[Extracted records]

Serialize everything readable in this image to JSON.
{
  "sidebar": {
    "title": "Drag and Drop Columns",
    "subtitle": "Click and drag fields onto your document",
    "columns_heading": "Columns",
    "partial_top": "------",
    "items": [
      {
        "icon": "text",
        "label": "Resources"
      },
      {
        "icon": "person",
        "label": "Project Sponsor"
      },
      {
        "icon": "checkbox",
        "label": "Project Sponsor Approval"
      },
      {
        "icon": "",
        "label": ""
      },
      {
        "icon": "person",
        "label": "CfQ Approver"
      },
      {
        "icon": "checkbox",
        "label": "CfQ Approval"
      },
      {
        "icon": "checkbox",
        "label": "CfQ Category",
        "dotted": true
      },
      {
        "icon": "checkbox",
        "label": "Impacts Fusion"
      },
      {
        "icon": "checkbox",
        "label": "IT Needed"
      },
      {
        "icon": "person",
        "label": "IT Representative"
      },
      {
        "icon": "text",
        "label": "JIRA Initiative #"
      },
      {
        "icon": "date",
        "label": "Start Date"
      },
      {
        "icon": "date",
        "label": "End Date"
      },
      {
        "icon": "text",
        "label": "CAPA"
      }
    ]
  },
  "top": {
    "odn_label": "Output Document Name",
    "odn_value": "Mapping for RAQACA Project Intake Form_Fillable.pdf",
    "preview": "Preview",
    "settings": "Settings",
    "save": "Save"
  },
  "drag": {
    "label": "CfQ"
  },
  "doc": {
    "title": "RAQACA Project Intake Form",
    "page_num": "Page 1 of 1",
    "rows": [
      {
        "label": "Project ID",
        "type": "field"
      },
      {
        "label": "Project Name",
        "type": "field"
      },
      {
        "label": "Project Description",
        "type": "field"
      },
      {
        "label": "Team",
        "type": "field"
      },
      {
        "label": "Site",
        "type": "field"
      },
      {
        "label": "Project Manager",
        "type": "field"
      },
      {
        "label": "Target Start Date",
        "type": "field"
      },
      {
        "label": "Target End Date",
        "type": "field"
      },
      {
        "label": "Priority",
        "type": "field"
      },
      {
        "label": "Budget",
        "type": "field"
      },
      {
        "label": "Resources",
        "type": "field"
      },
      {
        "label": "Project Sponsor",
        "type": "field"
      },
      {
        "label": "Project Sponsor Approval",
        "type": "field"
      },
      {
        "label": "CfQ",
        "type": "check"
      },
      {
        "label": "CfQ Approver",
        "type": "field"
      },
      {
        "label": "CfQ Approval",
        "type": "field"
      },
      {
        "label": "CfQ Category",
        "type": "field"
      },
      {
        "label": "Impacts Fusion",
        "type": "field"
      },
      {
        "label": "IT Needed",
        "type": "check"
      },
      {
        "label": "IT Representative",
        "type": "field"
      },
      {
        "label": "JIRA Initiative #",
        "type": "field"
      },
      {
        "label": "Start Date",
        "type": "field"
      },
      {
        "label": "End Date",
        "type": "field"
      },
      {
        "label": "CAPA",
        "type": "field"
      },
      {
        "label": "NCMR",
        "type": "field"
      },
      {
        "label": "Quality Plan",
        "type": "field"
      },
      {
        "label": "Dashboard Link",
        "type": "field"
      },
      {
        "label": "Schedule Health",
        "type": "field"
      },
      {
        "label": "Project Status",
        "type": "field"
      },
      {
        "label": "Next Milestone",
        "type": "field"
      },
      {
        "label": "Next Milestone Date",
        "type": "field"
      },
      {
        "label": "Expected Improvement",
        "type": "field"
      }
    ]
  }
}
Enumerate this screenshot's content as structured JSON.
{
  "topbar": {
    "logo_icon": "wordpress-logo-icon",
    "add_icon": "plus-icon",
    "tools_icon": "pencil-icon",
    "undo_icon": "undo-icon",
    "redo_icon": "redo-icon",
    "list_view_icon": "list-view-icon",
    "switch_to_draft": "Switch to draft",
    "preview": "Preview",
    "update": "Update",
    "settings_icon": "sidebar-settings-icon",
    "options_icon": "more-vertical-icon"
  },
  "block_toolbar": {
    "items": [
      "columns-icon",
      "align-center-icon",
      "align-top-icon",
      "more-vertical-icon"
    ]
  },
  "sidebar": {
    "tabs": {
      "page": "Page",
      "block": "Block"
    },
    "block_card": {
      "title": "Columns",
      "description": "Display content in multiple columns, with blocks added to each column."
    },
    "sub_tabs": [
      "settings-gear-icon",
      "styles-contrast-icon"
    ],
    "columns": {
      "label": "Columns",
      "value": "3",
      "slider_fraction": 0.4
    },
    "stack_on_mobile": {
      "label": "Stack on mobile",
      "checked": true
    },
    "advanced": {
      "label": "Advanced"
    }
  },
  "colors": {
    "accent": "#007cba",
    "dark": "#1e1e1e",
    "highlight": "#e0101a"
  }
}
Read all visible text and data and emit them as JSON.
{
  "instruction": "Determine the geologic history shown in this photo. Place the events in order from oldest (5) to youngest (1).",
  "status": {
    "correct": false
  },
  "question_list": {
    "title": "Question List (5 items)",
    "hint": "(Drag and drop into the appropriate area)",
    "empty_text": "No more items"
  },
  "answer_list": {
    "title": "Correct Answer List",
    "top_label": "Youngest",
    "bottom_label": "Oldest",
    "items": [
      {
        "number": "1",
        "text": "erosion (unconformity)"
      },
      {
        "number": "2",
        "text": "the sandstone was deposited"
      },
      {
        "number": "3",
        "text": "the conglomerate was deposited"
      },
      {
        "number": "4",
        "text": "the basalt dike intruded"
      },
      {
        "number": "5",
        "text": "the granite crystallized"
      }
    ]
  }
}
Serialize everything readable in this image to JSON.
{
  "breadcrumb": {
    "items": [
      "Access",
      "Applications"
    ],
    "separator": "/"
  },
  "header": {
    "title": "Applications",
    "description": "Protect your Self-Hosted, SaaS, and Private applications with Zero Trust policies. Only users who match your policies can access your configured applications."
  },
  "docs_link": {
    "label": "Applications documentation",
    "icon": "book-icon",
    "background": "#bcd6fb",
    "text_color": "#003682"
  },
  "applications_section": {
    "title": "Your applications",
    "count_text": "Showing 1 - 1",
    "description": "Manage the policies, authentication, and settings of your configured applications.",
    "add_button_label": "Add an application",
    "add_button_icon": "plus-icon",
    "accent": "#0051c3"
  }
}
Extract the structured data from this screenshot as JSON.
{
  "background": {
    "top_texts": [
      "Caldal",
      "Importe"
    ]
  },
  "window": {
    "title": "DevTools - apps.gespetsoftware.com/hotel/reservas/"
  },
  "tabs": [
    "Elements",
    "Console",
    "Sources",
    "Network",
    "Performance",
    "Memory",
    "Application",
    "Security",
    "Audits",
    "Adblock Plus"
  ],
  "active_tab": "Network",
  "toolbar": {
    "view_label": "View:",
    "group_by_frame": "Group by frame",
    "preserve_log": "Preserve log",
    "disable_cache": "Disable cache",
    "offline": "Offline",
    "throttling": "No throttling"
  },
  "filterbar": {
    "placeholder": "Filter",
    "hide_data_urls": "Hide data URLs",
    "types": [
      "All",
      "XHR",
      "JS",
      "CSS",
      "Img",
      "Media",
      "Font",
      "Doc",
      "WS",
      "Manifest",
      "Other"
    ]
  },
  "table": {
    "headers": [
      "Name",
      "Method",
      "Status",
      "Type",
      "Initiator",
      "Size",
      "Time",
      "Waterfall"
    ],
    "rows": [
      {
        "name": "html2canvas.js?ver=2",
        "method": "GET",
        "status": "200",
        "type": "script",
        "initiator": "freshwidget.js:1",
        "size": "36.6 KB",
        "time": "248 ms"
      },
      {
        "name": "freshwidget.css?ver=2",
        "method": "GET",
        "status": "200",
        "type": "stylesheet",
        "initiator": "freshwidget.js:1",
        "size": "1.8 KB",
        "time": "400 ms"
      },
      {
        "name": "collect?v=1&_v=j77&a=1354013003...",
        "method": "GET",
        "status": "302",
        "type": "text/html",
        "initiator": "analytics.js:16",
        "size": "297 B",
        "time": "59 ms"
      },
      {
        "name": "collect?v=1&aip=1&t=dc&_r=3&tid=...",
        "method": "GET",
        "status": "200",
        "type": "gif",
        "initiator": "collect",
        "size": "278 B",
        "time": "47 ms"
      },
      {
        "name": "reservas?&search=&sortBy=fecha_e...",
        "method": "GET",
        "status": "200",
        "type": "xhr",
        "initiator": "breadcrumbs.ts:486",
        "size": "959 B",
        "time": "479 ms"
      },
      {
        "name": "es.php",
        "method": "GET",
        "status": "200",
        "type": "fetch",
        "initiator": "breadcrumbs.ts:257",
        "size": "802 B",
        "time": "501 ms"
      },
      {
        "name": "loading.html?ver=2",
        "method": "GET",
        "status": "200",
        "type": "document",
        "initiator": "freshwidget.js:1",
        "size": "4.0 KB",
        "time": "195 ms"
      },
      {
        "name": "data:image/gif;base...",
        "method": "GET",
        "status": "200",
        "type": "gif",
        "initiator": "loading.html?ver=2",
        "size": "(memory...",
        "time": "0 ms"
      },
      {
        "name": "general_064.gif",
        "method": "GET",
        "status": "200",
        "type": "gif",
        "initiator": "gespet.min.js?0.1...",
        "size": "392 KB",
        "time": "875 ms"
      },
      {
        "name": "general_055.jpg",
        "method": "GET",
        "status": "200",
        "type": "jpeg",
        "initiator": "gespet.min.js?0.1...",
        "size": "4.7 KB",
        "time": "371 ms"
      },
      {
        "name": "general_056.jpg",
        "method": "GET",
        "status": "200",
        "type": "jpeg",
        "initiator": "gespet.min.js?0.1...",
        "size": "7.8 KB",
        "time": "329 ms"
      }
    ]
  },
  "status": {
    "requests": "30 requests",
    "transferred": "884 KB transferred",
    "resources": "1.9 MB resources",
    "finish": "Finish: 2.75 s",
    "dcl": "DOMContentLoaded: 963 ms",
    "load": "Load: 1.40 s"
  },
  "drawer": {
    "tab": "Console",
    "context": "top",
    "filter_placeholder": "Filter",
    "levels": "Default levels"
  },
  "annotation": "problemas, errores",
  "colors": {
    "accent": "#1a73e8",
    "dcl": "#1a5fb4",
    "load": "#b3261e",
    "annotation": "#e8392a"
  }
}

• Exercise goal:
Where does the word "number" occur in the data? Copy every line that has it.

• Response:
        "number": "1",
        "number": "2",
        "number": "3",
        "number": "4",
        "number": "5",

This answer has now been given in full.